What is unique about Askarieh's technique is that he is a firm believer in going it alone without the assistance of the original game makers. That's an unusual philosophy given today's standard practice of movie and game makers working closely together. Take, for example, the two teams creating the movie and the video game "Beowulf" -- at Sony and Ubisoft, respectively -- who recently indicated that an important ingredient to their expected successes was their close working relationship.
But Askarieh doesn't see the advantage to involving the game makers: "Look," he says, "making a movie is making a movie and making a game is making a game. People who make games don't make movies and vice versa. So there was no need for them to be involved other than to send them the script and get their notes, which we did. And then we went off to make the movie. Nothing wrong with that."
At Io, Jans Peter Kurup -- who was one of the developers on all four "Hitman" games ("Hitman: Codename 47," "Hitman 2: Silent Assassin" "Hitman: Contracts," and "Hitman: Blood Money") -- doesn't disagree.
"I haven't seen the final film so I don't really know my reaction yet to what the movie makers did," he notes. "But it's one of those things where you have to let go. If you want to influence something, you'd better be 100% sure that you're good at it, and I'm not terribly sure that 'Hitman' would become a better movie if a bunch of game makers were running around with ideas."
Observers might point out that the movies-from-games that have suffered the most have been the ones that deviated considerably from their origins, witness "Super Mario Bros." and "Final Fantasy: The Spirits Within." However, Askarieh believes that his new film captures the spirit of the games despite the lack of input from the game makers.
"We've got a brand new plot that is an amalgamation of many of the scenarios in the four 'Hitman' games," he says. "Does it capture the same look and feel as the game?
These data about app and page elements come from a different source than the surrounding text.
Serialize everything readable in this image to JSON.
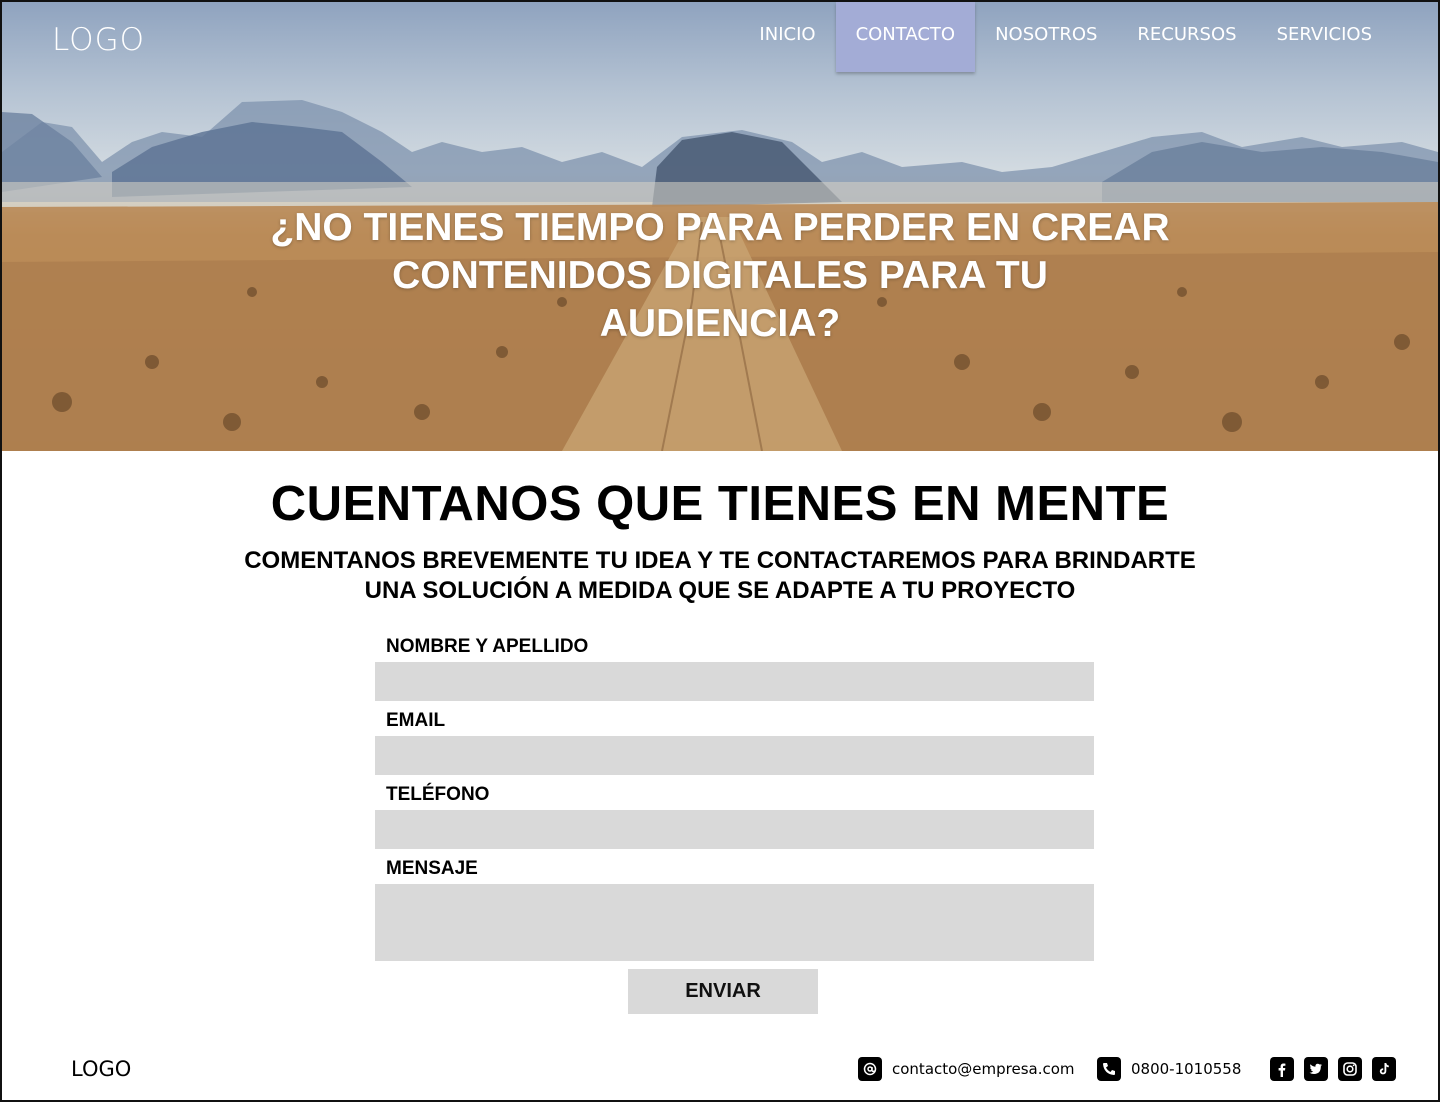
{
  "header": {
    "logo": "LOGO",
    "nav": [
      {
        "label": "INICIO",
        "active": false
      },
      {
        "label": "CONTACTO",
        "active": true
      },
      {
        "label": "NOSOTROS",
        "active": false
      },
      {
        "label": "RECURSOS",
        "active": false
      },
      {
        "label": "SERVICIOS",
        "active": false
      }
    ],
    "active_color": "#a3acd6"
  },
  "hero": {
    "title_lines": [
      "¿NO TIENES TIEMPO PARA PERDER EN CREAR",
      "CONTENIDOS DIGITALES PARA TU",
      "AUDIENCIA?"
    ]
  },
  "main": {
    "title": "CUENTANOS QUE TIENES EN MENTE",
    "subtitle_lines": [
      "COMENTANOS BREVEMENTE TU IDEA Y TE CONTACTAREMOS PARA BRINDARTE",
      "UNA SOLUCIÓN A MEDIDA QUE SE ADAPTE A TU PROYECTO"
    ]
  },
  "form": {
    "name_label": "NOMBRE Y APELLIDO",
    "name_value": "",
    "email_label": "EMAIL",
    "email_value": "",
    "phone_label": "TELÉFONO",
    "phone_value": "",
    "message_label": "MENSAJE",
    "message_value": "",
    "submit_label": "ENVIAR",
    "field_color": "#d9d9d9"
  },
  "footer": {
    "logo": "LOGO",
    "email": "contacto@empresa.com",
    "phone": "0800-1010558",
    "email_icon": "at-icon",
    "phone_icon": "phone-icon",
    "socials": [
      "facebook-icon",
      "twitter-icon",
      "instagram-icon",
      "tiktok-icon"
    ]
  }
}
My God, absolutely!"
Askarieh recognizes the fact that filmmakers have stayed away from video game-based source material because of the lack of success of such movies, but he believes that will soon change.
He may be right. Currently in production -- or preproduction -- are "Alone in the Dark II," "Castlevania," "Doom 2," "Driver," "Everquest," "Gears of War," "Max Payne," "Metal Gear Solid," "Postal," "Soul Calibur," "Splinter Cell," "Stranglehold," "Street Fighter," "The Sims," "Warcraft," "Tomb Raider III" and possibly "Halo" (depending on who you ask), among dozens of others.
"This is a brand-driven world right now," Askarieh comments. "If you want to stay competitive and if you want to make successful movies, you need to make movies based on big brands. Video games are right out there -- front and center -- and everyone's playing them. If you can get the best writers, the best directors, the best film makers ... and then remain true to the endeavor of making a good movie, irrespective of what the source material is, I don't think there's any question that movies based on these properties are the way to go."
Paul "The Game Master" Hyman is the former editor-in-chief of CMP Media's GamePower. H has covered the games industry for more than a dozen years. His columns for The Hollywood Reporter run exclusively on the Web site.